For the listing below, report all lines that hold the word "interrupt".

▸ **Source data**:
........

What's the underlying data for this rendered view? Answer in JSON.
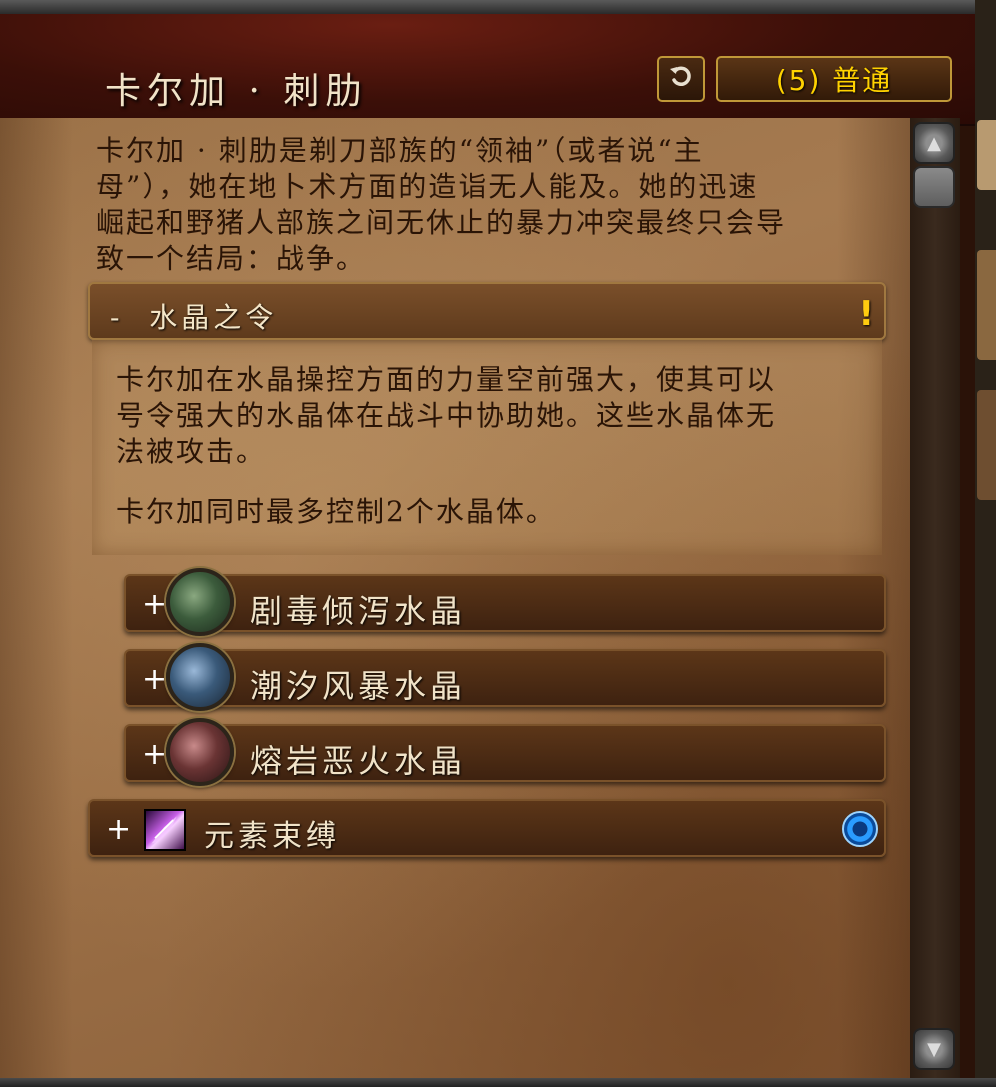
{
  "header": {
    "title": "卡尔加 · 刺肋",
    "reset_icon": "undo-arrow-icon",
    "difficulty_label": "(5) 普通"
  },
  "description": [
    "卡尔加 · 刺肋是剃刀部族的“领袖”（或者说“主",
    "母”），她在地卜术方面的造诣无人能及。她的迅速",
    "崛起和野猪人部族之间无休止的暴力冲突最终只会导",
    "致一个结局：战争。"
  ],
  "section": {
    "toggle": "-",
    "label": "水晶之令",
    "warning_icon": "exclamation-icon",
    "body": [
      "卡尔加在水晶操控方面的力量空前强大，使其可以",
      "号令强大的水晶体在战斗中协助她。这些水晶体无",
      "法被攻击。"
    ],
    "note": "卡尔加同时最多控制2个水晶体。"
  },
  "abilities": [
    {
      "toggle": "+",
      "label": "剧毒倾泻水晶",
      "icon": "green-crystal-orb-icon",
      "color": "#5a7a4a"
    },
    {
      "toggle": "+",
      "label": "潮汐风暴水晶",
      "icon": "blue-crystal-orb-icon",
      "color": "#4a6a8a"
    },
    {
      "toggle": "+",
      "label": "熔岩恶火水晶",
      "icon": "red-crystal-orb-icon",
      "color": "#8a4a4a"
    }
  ],
  "spell": {
    "toggle": "+",
    "label": "元素束缚",
    "icon": "elemental-bond-spell-icon",
    "flag_icon": "interrupt-icon"
  },
  "colors": {
    "title_text": "#f1e3c8",
    "difficulty_text": "#ffd200",
    "button_border": "#c09838",
    "body_text": "#2a1406",
    "warning": "#ffcc10",
    "interrupt": "#2a9cff"
  }
}
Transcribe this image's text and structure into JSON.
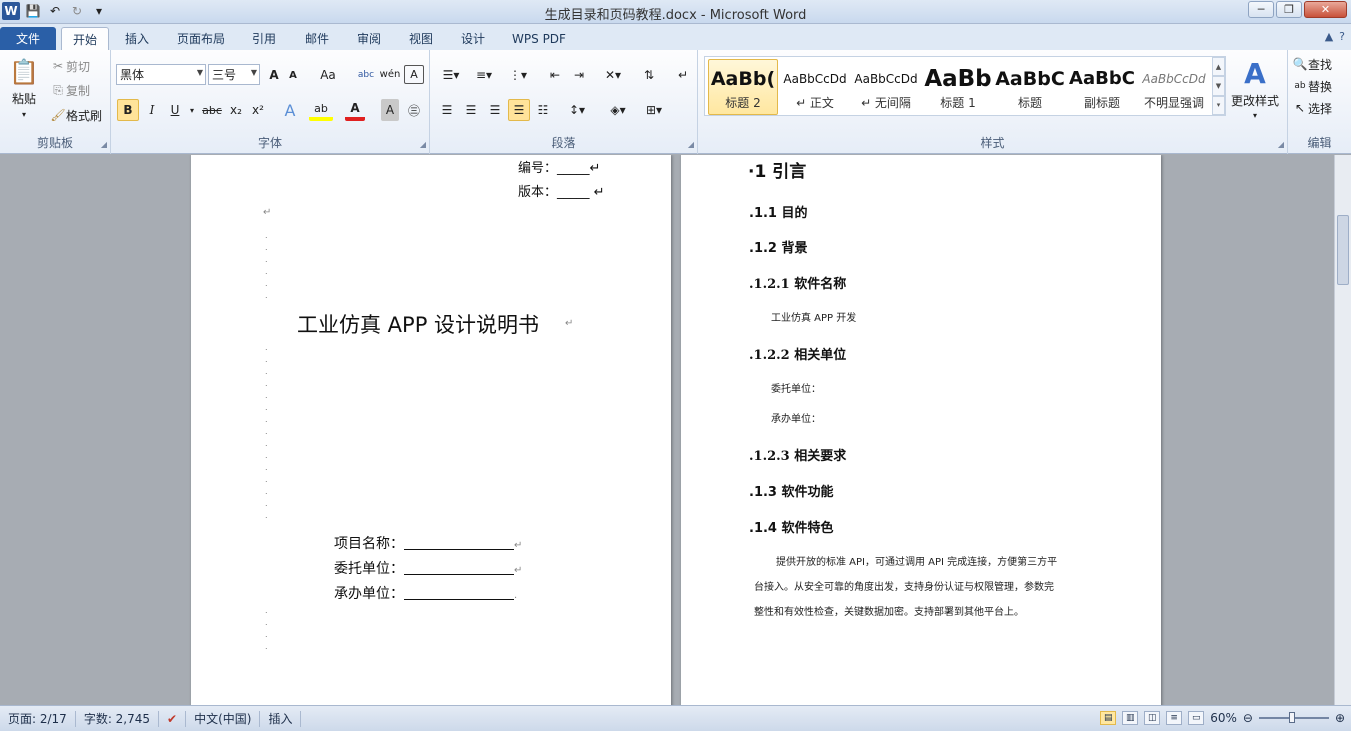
{
  "window": {
    "title": "生成目录和页码教程.docx - Microsoft Word",
    "minimize": "─",
    "restore": "❐",
    "close": "✕"
  },
  "qat": {
    "logo": "W",
    "save_icon": "💾",
    "undo_icon": "↶",
    "redo_icon": "↻",
    "customize_icon": "▾"
  },
  "tabs": [
    "文件",
    "开始",
    "插入",
    "页面布局",
    "引用",
    "邮件",
    "审阅",
    "视图",
    "设计",
    "WPS PDF"
  ],
  "ribbon": {
    "clipboard": {
      "label": "剪贴板",
      "paste": "粘贴",
      "cut": "剪切",
      "copy": "复制",
      "format_painter": "格式刷"
    },
    "font": {
      "label": "字体",
      "font_name": "黑体",
      "font_size": "三号",
      "bold": "B",
      "italic": "I",
      "underline": "U",
      "strike": "abc",
      "subscript": "x₂",
      "superscript": "x²",
      "grow": "A",
      "shrink": "A",
      "case": "Aa",
      "clear": "A"
    },
    "paragraph": {
      "label": "段落"
    },
    "styles": {
      "label": "样式",
      "items": [
        {
          "sample": "AaBb(",
          "name": "标题 2"
        },
        {
          "sample": "AaBbCcDd",
          "name": "↵ 正文"
        },
        {
          "sample": "AaBbCcDd",
          "name": "↵ 无间隔"
        },
        {
          "sample": "AaBb",
          "name": "标题 1"
        },
        {
          "sample": "AaBbC",
          "name": "标题"
        },
        {
          "sample": "AaBbC",
          "name": "副标题"
        },
        {
          "sample": "AaBbCcDd",
          "name": "不明显强调"
        }
      ],
      "change_styles": "更改样式"
    },
    "editing": {
      "label": "编辑",
      "find": "查找",
      "replace": "替换",
      "select": "选择"
    }
  },
  "page1": {
    "number_label": "编号：_____↵",
    "version_label": "版本：_____ ↵",
    "main_title": "工业仿真 APP 设计说明书",
    "fields": [
      {
        "label": "项目名称："
      },
      {
        "label": "委托单位："
      },
      {
        "label": "承办单位："
      }
    ]
  },
  "page2": {
    "h1": "·1 引言",
    "items": [
      {
        "text": ".1.1 目的",
        "level": "h2"
      },
      {
        "text": ".1.2 背景",
        "level": "h2"
      },
      {
        "text": ".1.2.1  软件名称",
        "level": "h3"
      },
      {
        "text": "工业仿真  APP 开发",
        "level": "body"
      },
      {
        "text": ".1.2.2 相关单位",
        "level": "h3"
      },
      {
        "text": "委托单位：",
        "level": "body"
      },
      {
        "text": "承办单位：",
        "level": "body"
      },
      {
        "text": ".1.2.3 相关要求",
        "level": "h3"
      },
      {
        "text": ".1.3 软件功能",
        "level": "h2"
      },
      {
        "text": ".1.4 软件特色",
        "level": "h2"
      }
    ],
    "paragraph": [
      "提供开放的标准 API，可通过调用 API 完成连接，方便第三方平",
      "台接入。从安全可靠的角度出发，支持身份认证与权限管理，参数完",
      "整性和有效性检查，关键数据加密。支持部署到其他平台上。"
    ]
  },
  "status": {
    "page": "页面: 2/17",
    "words": "字数: 2,745",
    "language": "中文(中国)",
    "mode": "插入",
    "zoom": "60%",
    "zoom_percent": 60
  },
  "colors": {
    "file_tab": "#2a5fa7",
    "ribbon_bg": "#e6edf7",
    "doc_bg": "#a7acb3",
    "selected_style": "#ffe7a0"
  }
}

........

▸ **Result for this task**:
    "flag_icon": "interrupt-icon"
    "interrupt": "#2a9cff"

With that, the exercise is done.